* [WHAT IS EXPECTED]: Could you write out every entry exactly as it stands?

Element data from apps and pages
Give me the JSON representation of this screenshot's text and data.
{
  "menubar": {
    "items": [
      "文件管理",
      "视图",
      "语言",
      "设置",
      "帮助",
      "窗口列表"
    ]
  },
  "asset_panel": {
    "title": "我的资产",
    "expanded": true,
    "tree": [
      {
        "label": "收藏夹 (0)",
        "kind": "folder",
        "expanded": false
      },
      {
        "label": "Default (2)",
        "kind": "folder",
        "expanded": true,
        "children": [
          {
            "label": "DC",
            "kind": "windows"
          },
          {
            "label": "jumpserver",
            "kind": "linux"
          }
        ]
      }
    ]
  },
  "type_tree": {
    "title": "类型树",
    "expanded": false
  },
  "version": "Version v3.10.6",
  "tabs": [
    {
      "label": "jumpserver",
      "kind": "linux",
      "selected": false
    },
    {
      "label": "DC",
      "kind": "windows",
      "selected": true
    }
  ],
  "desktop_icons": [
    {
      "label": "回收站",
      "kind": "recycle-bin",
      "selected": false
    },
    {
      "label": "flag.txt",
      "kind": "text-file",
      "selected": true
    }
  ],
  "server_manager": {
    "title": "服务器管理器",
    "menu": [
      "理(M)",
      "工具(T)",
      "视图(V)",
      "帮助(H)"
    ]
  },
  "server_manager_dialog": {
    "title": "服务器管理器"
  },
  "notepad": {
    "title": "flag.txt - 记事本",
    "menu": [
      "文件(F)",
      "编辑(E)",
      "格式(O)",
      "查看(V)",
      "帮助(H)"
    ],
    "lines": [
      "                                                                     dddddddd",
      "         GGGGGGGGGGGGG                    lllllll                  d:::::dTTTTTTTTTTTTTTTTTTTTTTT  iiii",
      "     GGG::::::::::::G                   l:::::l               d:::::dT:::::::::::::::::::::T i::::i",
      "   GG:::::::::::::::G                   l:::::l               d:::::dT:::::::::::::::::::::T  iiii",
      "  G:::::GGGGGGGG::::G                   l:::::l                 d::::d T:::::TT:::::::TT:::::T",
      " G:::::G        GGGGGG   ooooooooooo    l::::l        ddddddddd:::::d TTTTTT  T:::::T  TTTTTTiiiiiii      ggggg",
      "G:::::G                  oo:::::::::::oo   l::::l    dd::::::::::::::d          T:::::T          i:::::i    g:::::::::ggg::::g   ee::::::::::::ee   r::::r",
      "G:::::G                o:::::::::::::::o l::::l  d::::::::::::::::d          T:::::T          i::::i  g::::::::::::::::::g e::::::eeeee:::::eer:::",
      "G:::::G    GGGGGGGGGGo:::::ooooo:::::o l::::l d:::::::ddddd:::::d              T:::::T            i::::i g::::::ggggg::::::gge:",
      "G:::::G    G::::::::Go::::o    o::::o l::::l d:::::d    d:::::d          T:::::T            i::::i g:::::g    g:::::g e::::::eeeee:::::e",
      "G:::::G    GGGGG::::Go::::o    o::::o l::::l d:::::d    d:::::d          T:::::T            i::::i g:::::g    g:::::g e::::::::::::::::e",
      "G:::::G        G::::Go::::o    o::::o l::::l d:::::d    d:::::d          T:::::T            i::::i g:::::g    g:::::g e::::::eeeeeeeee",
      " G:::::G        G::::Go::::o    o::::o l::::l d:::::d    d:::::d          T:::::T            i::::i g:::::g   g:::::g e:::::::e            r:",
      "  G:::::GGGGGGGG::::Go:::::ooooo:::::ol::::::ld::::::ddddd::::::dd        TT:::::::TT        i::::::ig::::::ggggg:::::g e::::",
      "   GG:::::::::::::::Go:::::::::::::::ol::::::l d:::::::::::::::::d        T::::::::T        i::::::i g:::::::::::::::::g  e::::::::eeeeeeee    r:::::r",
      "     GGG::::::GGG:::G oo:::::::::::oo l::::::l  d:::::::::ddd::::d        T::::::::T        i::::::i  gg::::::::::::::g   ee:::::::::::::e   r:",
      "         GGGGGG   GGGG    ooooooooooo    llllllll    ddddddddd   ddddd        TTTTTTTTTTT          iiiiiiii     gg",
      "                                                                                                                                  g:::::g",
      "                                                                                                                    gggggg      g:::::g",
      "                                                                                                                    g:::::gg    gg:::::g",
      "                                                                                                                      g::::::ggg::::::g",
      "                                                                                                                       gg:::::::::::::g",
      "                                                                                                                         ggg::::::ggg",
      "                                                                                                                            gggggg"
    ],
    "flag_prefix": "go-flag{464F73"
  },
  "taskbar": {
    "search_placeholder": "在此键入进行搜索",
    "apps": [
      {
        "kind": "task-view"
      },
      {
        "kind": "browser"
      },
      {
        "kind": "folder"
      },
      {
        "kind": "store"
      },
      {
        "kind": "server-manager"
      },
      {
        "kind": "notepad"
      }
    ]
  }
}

* [OUTPUT OF THE EXERCISE]:
Give me the JSON representation of this screenshot's text and data.
{
  "menubar": {
    "items": [
      "文件管理",
      "视图",
      "语言",
      "设置",
      "帮助",
      "窗口列表"
    ]
  },
  "asset_panel": {
    "title": "我的资产",
    "expanded": true,
    "tree": [
      {
        "label": "收藏夹 (0)",
        "kind": "folder",
        "expanded": false
      },
      {
        "label": "Default (2)",
        "kind": "folder",
        "expanded": true,
        "children": [
          {
            "label": "DC",
            "kind": "windows"
          },
          {
            "label": "jumpserver",
            "kind": "linux"
          }
        ]
      }
    ]
  },
  "type_tree": {
    "title": "类型树",
    "expanded": false
  },
  "version": "Version v3.10.6",
  "tabs": [
    {
      "label": "jumpserver",
      "kind": "linux",
      "selected": false
    },
    {
      "label": "DC",
      "kind": "windows",
      "selected": true
    }
  ],
  "desktop_icons": [
    {
      "label": "回收站",
      "kind": "recycle-bin",
      "selected": false
    },
    {
      "label": "flag.txt",
      "kind": "text-file",
      "selected": true
    }
  ],
  "server_manager": {
    "title": "服务器管理器",
    "menu": [
      "理(M)",
      "工具(T)",
      "视图(V)",
      "帮助(H)"
    ]
  },
  "server_manager_dialog": {
    "title": "服务器管理器"
  },
  "notepad": {
    "title": "flag.txt - 记事本",
    "menu": [
      "文件(F)",
      "编辑(E)",
      "格式(O)",
      "查看(V)",
      "帮助(H)"
    ],
    "lines": [
      "                                                                     dddddddd",
      "         GGGGGGGGGGGGG                    lllllll                  d:::::dTTTTTTTTTTTTTTTTTTTTTTT  iiii",
      "     GGG::::::::::::G                   l:::::l               d:::::dT:::::::::::::::::::::T i::::i",
      "   GG:::::::::::::::G                   l:::::l               d:::::dT:::::::::::::::::::::T  iiii",
      "  G:::::GGGGGGGG::::G                   l:::::l                 d::::d T:::::TT:::::::TT:::::T",
      " G:::::G        GGGGGG   ooooooooooo    l::::l        ddddddddd:::::d TTTTTT  T:::::T  TTTTTTiiiiiii      ggggg",
      "G:::::G                  oo:::::::::::oo   l::::l    dd::::::::::::::d          T:::::T          i:::::i    g:::::::::ggg::::g   ee::::::::::::ee   r::::r",
      "G:::::G                o:::::::::::::::o l::::l  d::::::::::::::::d          T:::::T          i::::i  g::::::::::::::::::g e::::::eeeee:::::eer:::",
      "G:::::G    GGGGGGGGGGo:::::ooooo:::::o l::::l d:::::::ddddd:::::d              T:::::T            i::::i g::::::ggggg::::::gge:",
      "G:::::G    G::::::::Go::::o    o::::o l::::l d:::::d    d:::::d          T:::::T            i::::i g:::::g    g:::::g e::::::eeeee:::::e",
      "G:::::G    GGGGG::::Go::::o    o::::o l::::l d:::::d    d:::::d          T:::::T            i::::i g:::::g    g:::::g e::::::::::::::::e",
      "G:::::G        G::::Go::::o    o::::o l::::l d:::::d    d:::::d          T:::::T            i::::i g:::::g    g:::::g e::::::eeeeeeeee",
      " G:::::G        G::::Go::::o    o::::o l::::l d:::::d    d:::::d          T:::::T            i::::i g:::::g   g:::::g e:::::::e            r:",
      "  G:::::GGGGGGGG::::Go:::::ooooo:::::ol::::::ld::::::ddddd::::::dd        TT:::::::TT        i::::::ig::::::ggggg:::::g e::::",
      "   GG:::::::::::::::Go:::::::::::::::ol::::::l d:::::::::::::::::d        T::::::::T        i::::::i g:::::::::::::::::g  e::::::::eeeeeeee    r:::::r",
      "     GGG::::::GGG:::G oo:::::::::::oo l::::::l  d:::::::::ddd::::d        T::::::::T        i::::::i  gg::::::::::::::g   ee:::::::::::::e   r:",
      "         GGGGGG   GGGG    ooooooooooo    llllllll    ddddddddd   ddddd        TTTTTTTTTTT          iiiiiiii     gg",
      "                                                                                                                                  g:::::g",
      "                                                                                                                    gggggg      g:::::g",
      "                                                                                                                    g:::::gg    gg:::::g",
      "                                                                                                                      g::::::ggg::::::g",
      "                                                                                                                       gg:::::::::::::g",
      "                                                                                                                         ggg::::::ggg",
      "                                                                                                                            gggggg"
    ],
    "flag_prefix": "go-flag{464F73"
  },
  "taskbar": {
    "search_placeholder": "在此键入进行搜索",
    "apps": [
      {
        "kind": "task-view"
      },
      {
        "kind": "browser"
      },
      {
        "kind": "folder"
      },
      {
        "kind": "store"
      },
      {
        "kind": "server-manager"
      },
      {
        "kind": "notepad"
      }
    ]
  }
}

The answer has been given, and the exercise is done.